CHFA is available to discuss or make a presentation about any of these options to local issuers to help them make the best determination to meet their community needs.

Eligible Uses for PABs
  • Affordable multifamily housing including new construction or acquisition and rehabilitation for low- and moderate income individuals and families.
  • Single Family Mortgage Revenue Bonds (SFMRBs) used to finance the purchase of mortgages made to income-qualified first-time homebuyers.
  • Mortgage Credit Certificates (MCCs) a financing enhancement for income eligible first-time homebuyers (can’t be combined with SFMRB financing).
  • Industrial Development Bonds for smaller manufacturing projects (less than $10 million) that produce any type of goods.
  • Qualified Redevelopment Bonds used to acquiring and redeveloping blighted areas (typically not used in Colorado).
  • Solid Waste Disposal Bonds used to finance certain disposal facilities utilizing certain waste disposal processes.

How Does CHFA Use PABs
CHFA understands the importance of this valuable and limited resource for creating and preserving affordable rental housing, affordable homeownership opportunities and for economic development and job creation. CHFA works closely with DOLA and local issuers to ensure full utilization of volume cap in Colorado.
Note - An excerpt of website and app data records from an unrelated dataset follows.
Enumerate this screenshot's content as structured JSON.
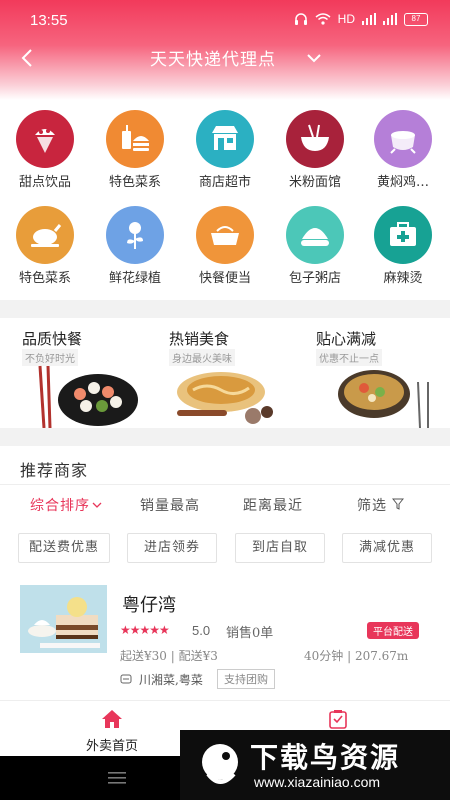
{
  "status_bar": {
    "time": "13:55",
    "network": "HD",
    "battery": "87"
  },
  "navbar": {
    "title": "天天快递代理点"
  },
  "categories": [
    {
      "label": "甜点饮品",
      "icon": "ice-cream-icon",
      "color": "#c8253e"
    },
    {
      "label": "特色菜系",
      "icon": "burger-drink-icon",
      "color": "#f08a33"
    },
    {
      "label": "商店超市",
      "icon": "store-icon",
      "color": "#2bb0c2"
    },
    {
      "label": "米粉面馆",
      "icon": "noodle-bowl-icon",
      "color": "#a8223b"
    },
    {
      "label": "黄焖鸡…",
      "icon": "pot-icon",
      "color": "#b57fd8"
    },
    {
      "label": "特色菜系",
      "icon": "roast-chicken-icon",
      "color": "#e89d3a"
    },
    {
      "label": "鲜花绿植",
      "icon": "flower-icon",
      "color": "#6ea2e5"
    },
    {
      "label": "快餐便当",
      "icon": "bento-icon",
      "color": "#f0953a"
    },
    {
      "label": "包子粥店",
      "icon": "bun-icon",
      "color": "#4cc7b8"
    },
    {
      "label": "麻辣烫",
      "icon": "medical-kit-icon",
      "color": "#17a294"
    }
  ],
  "promos": [
    {
      "title": "品质快餐",
      "subtitle": "不负好时光"
    },
    {
      "title": "热销美食",
      "subtitle": "身边最火美味"
    },
    {
      "title": "贴心满减",
      "subtitle": "优惠不止一点"
    }
  ],
  "recommend": {
    "title": "推荐商家",
    "sort_tabs": [
      "综合排序",
      "销量最高",
      "距离最近",
      "筛选"
    ],
    "filters": [
      "配送费优惠",
      "进店领券",
      "到店自取",
      "满减优惠"
    ]
  },
  "merchant": {
    "name": "粤仔湾",
    "stars": "★★★★★",
    "score": "5.0",
    "sales": "销售0单",
    "badge": "平台配送",
    "fee": "起送¥30 | 配送¥3",
    "distance": "40分钟 | 207.67m",
    "cuisine": "川湘菜,粤菜",
    "tag": "支持团购"
  },
  "bottom_nav": {
    "home": "外卖首页"
  },
  "watermark": {
    "text": "下载鸟资源",
    "url": "www.xiazainiao.com"
  },
  "colors": {
    "accent": "#e8365a",
    "header": "#f23a5b"
  }
}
Single Family Mortgage Revenue Bonds (SFMRBs)
Issuing SFMRBs and using the proceeds to purchase loans from participating lenders supports income-eligible first-time homebuyers statewide with an affordable mortgage and access to down payment assistance.
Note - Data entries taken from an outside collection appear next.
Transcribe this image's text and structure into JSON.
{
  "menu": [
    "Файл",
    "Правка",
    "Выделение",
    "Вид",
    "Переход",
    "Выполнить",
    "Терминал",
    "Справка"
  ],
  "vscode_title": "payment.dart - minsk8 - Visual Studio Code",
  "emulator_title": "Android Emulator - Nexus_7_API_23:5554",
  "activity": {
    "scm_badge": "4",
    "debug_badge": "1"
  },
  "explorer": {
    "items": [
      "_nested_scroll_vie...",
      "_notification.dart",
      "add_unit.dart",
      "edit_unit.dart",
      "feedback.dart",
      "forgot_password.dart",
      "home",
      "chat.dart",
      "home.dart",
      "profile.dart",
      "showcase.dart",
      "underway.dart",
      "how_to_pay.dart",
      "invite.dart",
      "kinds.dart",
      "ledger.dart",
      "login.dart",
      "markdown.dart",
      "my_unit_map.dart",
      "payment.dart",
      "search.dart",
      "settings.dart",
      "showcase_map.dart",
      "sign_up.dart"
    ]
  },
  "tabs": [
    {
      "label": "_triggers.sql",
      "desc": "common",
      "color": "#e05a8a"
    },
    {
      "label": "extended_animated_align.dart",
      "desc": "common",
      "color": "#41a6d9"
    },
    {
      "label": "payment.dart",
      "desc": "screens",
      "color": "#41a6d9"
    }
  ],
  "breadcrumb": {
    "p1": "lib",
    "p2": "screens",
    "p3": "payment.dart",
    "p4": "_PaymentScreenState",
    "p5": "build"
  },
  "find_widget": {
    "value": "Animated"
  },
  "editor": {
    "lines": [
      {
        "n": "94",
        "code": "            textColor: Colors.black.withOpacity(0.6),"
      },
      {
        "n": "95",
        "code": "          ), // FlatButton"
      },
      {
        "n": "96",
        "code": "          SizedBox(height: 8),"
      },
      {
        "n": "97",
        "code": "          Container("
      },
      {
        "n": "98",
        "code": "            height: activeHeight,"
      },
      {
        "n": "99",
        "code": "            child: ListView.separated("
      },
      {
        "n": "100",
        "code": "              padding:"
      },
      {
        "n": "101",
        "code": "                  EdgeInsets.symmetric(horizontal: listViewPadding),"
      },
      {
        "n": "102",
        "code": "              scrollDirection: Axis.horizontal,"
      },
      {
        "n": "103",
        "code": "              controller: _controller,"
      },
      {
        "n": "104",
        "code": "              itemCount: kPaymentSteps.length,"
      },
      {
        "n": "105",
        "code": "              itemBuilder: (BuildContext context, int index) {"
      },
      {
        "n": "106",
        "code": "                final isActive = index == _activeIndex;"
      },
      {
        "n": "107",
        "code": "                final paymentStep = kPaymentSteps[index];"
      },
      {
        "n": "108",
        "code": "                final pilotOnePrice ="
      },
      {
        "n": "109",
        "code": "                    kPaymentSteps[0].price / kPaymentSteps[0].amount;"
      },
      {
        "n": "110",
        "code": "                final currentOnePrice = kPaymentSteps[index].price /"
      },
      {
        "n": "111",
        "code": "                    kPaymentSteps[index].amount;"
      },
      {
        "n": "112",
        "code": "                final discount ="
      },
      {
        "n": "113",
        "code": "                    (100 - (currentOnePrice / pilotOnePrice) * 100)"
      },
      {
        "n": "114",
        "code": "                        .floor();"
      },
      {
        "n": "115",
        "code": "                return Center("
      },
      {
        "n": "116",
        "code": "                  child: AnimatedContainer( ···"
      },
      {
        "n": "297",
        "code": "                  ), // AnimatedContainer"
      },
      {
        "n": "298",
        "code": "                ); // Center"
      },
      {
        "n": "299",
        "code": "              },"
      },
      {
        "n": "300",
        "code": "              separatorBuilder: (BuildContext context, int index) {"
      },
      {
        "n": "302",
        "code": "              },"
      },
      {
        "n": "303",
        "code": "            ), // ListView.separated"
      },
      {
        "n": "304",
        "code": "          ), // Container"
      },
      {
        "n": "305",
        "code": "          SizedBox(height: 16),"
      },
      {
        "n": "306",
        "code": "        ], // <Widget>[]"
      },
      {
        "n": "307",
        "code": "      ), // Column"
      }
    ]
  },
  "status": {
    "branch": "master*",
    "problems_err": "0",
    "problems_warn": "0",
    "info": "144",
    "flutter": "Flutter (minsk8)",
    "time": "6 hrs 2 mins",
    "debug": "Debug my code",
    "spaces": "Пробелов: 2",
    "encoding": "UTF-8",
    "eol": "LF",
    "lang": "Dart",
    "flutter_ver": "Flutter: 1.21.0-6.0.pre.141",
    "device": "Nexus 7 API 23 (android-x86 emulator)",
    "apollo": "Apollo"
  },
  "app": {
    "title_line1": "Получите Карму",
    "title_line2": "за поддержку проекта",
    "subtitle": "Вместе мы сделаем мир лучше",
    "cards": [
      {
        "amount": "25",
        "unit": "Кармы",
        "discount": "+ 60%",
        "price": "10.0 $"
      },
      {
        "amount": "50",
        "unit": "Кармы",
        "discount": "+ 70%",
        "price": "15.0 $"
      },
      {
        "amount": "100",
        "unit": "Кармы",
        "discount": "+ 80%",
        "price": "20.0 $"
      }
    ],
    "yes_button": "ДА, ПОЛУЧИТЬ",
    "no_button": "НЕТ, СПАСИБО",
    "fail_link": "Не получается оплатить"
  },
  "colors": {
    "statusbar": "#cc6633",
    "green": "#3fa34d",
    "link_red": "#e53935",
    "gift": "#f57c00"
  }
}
Mortgage Credit Certificates (MCCs)
An MCC allows an income-eligible first-time homebuyer to take 20 percent of the interest they pay on their mortgage as a direct credit against their Federal income tax liability. The remaining 80 percent of their mortgage interest is still a standard deduction. This benefit can be used every year the homebuyer resides in the home as their primary residence, even if the property is refinanced. CHFA is planning a statewide program in March 2017.

Multifamily Mortgage Revenue Bonds
Over the past few years multifamily bonds have been the primary user of volume cap in Colorado due to the ongoing demand for affordable rental housing. The PAB is paired with non-competitive Low Income Housing Tax Credits to create affordable multifamily housing.

Industrial Development Bonds
Small manufacturing is making a comeback in many Colorado communities. Eligible uses include the acquisition, rehabilitation, or new construction of real estate or equipment purchases. The Tax Code limits the bond financing to $10 million and is further limited by capital expenditure spending of the business. Costs to issue bonds can often be prohibitive for smaller transactions, so CHFA offers a mini-bond program for those transactions that are under $5 million using standardized documents to minimize costs. Unlike multifamily and single family uses, current year cap must be utilized for industrial development bonds and cap cannot be carried forward for that purpose.

Local Issuers Assigning to CHFA
If a local issuer is considering assigning its CAP to CHFA, we offer the following:
CHFA welcomes the opportunity to speak to you about this valuable resource and help you make the best decision for your community. Please contact Karen Harkin, Community Relationship Manager-Western Slope, at 970.812.1150 or kharkin@chfainfo.com for more information or to schedule a training or presentation.

Remember, this is a time sensitive resource. All documentation must be received by CHFA no later than September 13, 2018, in order for CHFA to provide proper notice to DOLA by September 14, 2018. We look forward to your partnership.